Jamal Lewis was rewarded with his debut in the intense storm of Birmingham away after a defeat to Brentford, which left many baying for the blood of those occupying the corridors of power. Max Aarons was given his league debut in the heat of the derby at Portman Road, Farke electing to choose him over the Champions League, Premier League and international experience of Ivo Pinto.
When discussing Farke going forward he will be depicted as a footballing philosopher, but there was a period early in his tenure when pragmatism took over and any degree of philosophy became secondary. A 2-1 away win at Reading was the epitome of this, where resolve became the order of the day.
It was the sign of an astute coach who can develop young talent but equally, one who can assert his ideas coherently into a group of unfancied players. If Farke’s stock wasn’t rising previously, it’s soaring now.
He arrived on these shores as an unknown quantity but was someone who excited supporters because of his footballing education and association with Borussia Dortmund. Weeks rolled into months and the progress, on the pitch at least, was barely evident.
Tellingly, on the walls inside Colney is the quote ‘Ignore the noise’.
Farke kept belief in his practices when many rejected them, when they called his football tedious, he was working to advance his work into tangible results. At Portman Road, those on the terraces were vocal in their disapproval, even then, when the mood was threatening to become toxic, he was stubborn and believed in his work.
The result is a Norwich City side who play some of the best football this club has ever witnessed.
Intellectual, precise football that has been manufactured with players coached in a system that allows for their strengths to be maximised. The recruitment targets players who fit into Farke’s system, rather than a system being adapted for those already in the building.
German managers will forever be compared to Jurgen Klopp and his self-proclaimed rock and roll football but Farke, by comparison, despite his Oasis band member attire and demeanour, is one of the football philosophers who opts for deep thinking and book reading to the full pressing system deployed by Klopp.
The comparison, even to David Wagner’s Huddersfield, is far fetched. Farke’s football incorporates the pressing that has come associated with Germanic coaches, but also that is done in a more considered way.
The 4-2-3-1 system provides the equilibrium necessary for Farke’s philosophy to flourish, be it the overlapping full backs or how City’s attacking midfielders occupy positions centrally to allow for overloads in the offensive stages.
Fundamentally, every element has been devised and coached into a way that it becomes instinctive for those players who are selected to play it.
While Marcelo Bielsa will be the one marvelled by those in the game for his tactics, it’s worth noting that Farke has won more points, more wins and sits on top of the table and is guaranteed Premier League football next season.

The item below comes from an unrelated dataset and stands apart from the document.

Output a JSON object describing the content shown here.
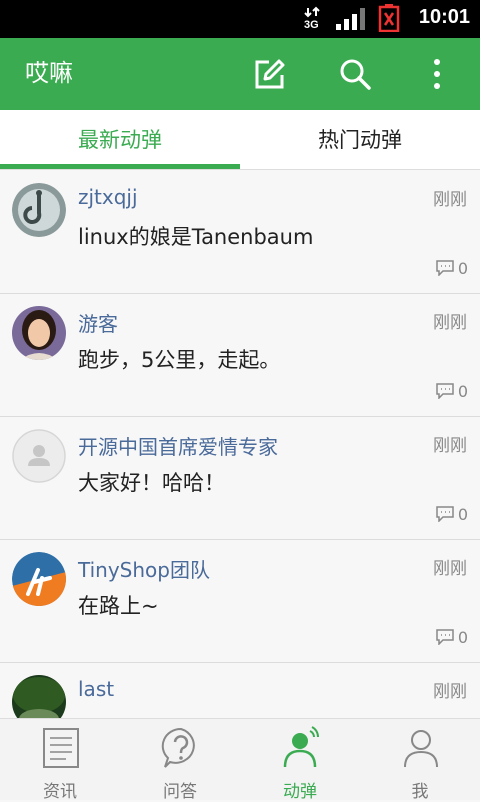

Bielsa isn’t.
Farke’s impact has been unprecedented, just as spectacular as the Argentinian’s, and is based on his work on the training pitches of Colney.
When Stuart Webber claimed he had recruited the best coach in the division on BBC Radio Norfolk, some sniggered, most raised their eyebrows, but they aren’t laughing anymore.
Come Sunday, Farke could be a champion – the man who refused to conform.